With about 60 percent of long-term care patients suffering from depression, many patients have been prescribed antidepressants. But for elderly patients--who often are on several other medications to treat ailments from diabetes to heart disease--adding antidepressants to the mix may mean unwanted side effects.
"If a patient is taking five medications, the potential for drug interactions is estimated to be 50 percent; with eight drugs, it's essentially 100 percent," says Debra Dunivin, PhD, a clinical psychologist at Walter Reed Army Medical Center and one of the nation's few psychologists with credentials enabling her to prescribe.
Interactions may cause discomfort, such as blurry vision, dry mouth and constipation, or damage the heart and be life-threatening. Orthostatic hypertension is especially problematic for elderly individuals in predisposing them to falls and hip fractures.
Psychologists with expertise in psychopharmacology and working with geriatric populations can play a role in educating nursing home staff about the special needs of older adults, says Dunivin. For instance, she says, combined psychosocial and pharmacologic treatments are usually additive in their effect and should be offered together whenever possible.
Unfortunately, medication is often the single means for treating depression in older adults.
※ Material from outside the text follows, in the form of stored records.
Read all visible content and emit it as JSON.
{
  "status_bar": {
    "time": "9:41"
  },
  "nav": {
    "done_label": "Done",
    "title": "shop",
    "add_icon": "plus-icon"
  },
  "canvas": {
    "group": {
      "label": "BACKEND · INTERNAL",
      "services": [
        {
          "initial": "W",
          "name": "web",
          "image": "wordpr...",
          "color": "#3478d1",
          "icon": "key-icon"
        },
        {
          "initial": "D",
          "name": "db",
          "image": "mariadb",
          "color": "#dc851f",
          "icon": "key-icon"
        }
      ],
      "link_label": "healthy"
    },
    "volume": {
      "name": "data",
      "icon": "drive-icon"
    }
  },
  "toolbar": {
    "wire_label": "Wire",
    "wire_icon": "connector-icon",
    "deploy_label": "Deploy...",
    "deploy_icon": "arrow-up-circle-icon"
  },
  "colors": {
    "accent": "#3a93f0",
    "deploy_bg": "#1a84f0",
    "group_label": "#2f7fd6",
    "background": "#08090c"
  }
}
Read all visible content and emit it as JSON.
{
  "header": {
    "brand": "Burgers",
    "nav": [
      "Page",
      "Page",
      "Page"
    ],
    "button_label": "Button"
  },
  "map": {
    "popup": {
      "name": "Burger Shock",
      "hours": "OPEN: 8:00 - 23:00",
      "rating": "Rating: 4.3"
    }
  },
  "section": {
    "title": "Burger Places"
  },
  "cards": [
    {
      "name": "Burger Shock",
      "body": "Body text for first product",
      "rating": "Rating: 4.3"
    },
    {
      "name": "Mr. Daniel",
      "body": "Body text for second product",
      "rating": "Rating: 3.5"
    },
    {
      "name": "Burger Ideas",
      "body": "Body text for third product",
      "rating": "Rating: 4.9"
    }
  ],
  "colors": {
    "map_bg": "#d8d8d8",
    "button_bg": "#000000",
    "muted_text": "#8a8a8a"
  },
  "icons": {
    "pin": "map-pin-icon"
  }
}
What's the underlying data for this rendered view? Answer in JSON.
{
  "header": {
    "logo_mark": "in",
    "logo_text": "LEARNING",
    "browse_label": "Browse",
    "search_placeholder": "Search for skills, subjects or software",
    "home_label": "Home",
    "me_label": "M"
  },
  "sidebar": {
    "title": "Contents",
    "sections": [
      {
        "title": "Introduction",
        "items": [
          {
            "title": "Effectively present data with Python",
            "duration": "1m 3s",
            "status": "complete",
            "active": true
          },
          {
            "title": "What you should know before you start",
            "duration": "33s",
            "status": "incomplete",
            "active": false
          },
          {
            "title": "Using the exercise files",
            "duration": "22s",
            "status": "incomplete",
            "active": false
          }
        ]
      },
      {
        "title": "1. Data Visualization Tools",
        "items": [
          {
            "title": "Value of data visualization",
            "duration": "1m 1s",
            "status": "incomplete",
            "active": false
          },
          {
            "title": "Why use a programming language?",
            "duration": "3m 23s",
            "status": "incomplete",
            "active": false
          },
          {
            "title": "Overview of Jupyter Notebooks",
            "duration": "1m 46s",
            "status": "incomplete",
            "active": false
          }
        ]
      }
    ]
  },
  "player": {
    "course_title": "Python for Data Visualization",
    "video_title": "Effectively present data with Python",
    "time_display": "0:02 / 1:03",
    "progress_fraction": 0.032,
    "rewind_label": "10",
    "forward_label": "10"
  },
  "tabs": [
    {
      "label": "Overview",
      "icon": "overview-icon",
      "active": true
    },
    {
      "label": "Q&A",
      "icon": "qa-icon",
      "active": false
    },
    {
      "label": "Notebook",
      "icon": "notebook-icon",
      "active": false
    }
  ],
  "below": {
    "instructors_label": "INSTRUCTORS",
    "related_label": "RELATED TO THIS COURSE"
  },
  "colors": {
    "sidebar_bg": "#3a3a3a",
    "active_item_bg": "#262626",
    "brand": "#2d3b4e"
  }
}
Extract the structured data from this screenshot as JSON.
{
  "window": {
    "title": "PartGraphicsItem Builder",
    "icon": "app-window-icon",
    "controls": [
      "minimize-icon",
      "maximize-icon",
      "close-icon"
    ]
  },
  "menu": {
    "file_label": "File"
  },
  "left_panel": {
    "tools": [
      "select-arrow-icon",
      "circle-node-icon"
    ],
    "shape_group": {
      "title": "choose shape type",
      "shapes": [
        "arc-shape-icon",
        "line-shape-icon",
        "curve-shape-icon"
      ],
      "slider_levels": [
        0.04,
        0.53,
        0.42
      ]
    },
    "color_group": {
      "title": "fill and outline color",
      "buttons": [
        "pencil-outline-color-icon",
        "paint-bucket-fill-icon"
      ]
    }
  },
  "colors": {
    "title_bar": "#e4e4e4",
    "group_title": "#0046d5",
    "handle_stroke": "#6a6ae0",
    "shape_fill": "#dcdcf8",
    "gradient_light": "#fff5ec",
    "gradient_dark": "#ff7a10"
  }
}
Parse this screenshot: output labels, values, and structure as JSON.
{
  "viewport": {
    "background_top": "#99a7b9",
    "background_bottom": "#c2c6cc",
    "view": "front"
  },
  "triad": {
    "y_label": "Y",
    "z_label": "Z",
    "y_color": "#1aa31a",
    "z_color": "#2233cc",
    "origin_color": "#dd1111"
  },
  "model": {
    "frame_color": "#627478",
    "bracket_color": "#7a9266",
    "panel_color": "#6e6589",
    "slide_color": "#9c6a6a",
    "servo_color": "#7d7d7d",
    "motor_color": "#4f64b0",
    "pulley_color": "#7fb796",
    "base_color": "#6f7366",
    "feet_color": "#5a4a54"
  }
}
A major contributing factor is that many older adults have dementia and Medicare has certain coverage restrictions on the use of psychotherapy for patients diagnosed with dementia. The APA Practice Directorate's government relations staff has been working with several state psychological associations to challenge these restrictions through local Medicare carriers.
The controlled-research data indicate that cyclic antidepressants are about twice as effective as placebo in elderly depressed patients, says Dunivin. And remission rates are about 70 percent to 80 percent for nonpsychotic patients when treated with adequate doses. The slower metabolism in older adults is one factor confounding pharmacological treatment of the depressed elderly. Additional factors such as concurrent medical issues and the use of multiple drugs, combined with slower metabolism, complicate the treatment regimen in many elderly patients.
Older adults are more likely to tolerate selective serotonin reuptake inhibitors (SSRIs), such as Prozac and Paxil, and the newer atypical antidepressants, such as Wellbutrin, Effexor and Serzone, because they have relatively mild side effect profiles. Zoloft may be especially useful in treating this population because of its relatively short half-life, lower potential for interactions and ability to be dispensed in smaller doses. Tricyclic antidepressants (TCAs), such as Pamelor and Elavil, are less expensive than SSRIs because they are available in generic form and may be most feasible for people on a fixed income. They may also have superior efficacy in melancholic depression.
"The older drugs may be less expensive, but it can actually be more expensive to treat people with those drugs because their side effects need to be managed on top of the depression and other ailments," says Tom Clark, director of professional affairs for the American Society of Consultant Pharmacists in Alexandria, Va.
Information about drug interactions is available at the Georgetown University Medical Center Pharmacology Department Web site, www.drug-interactions.com.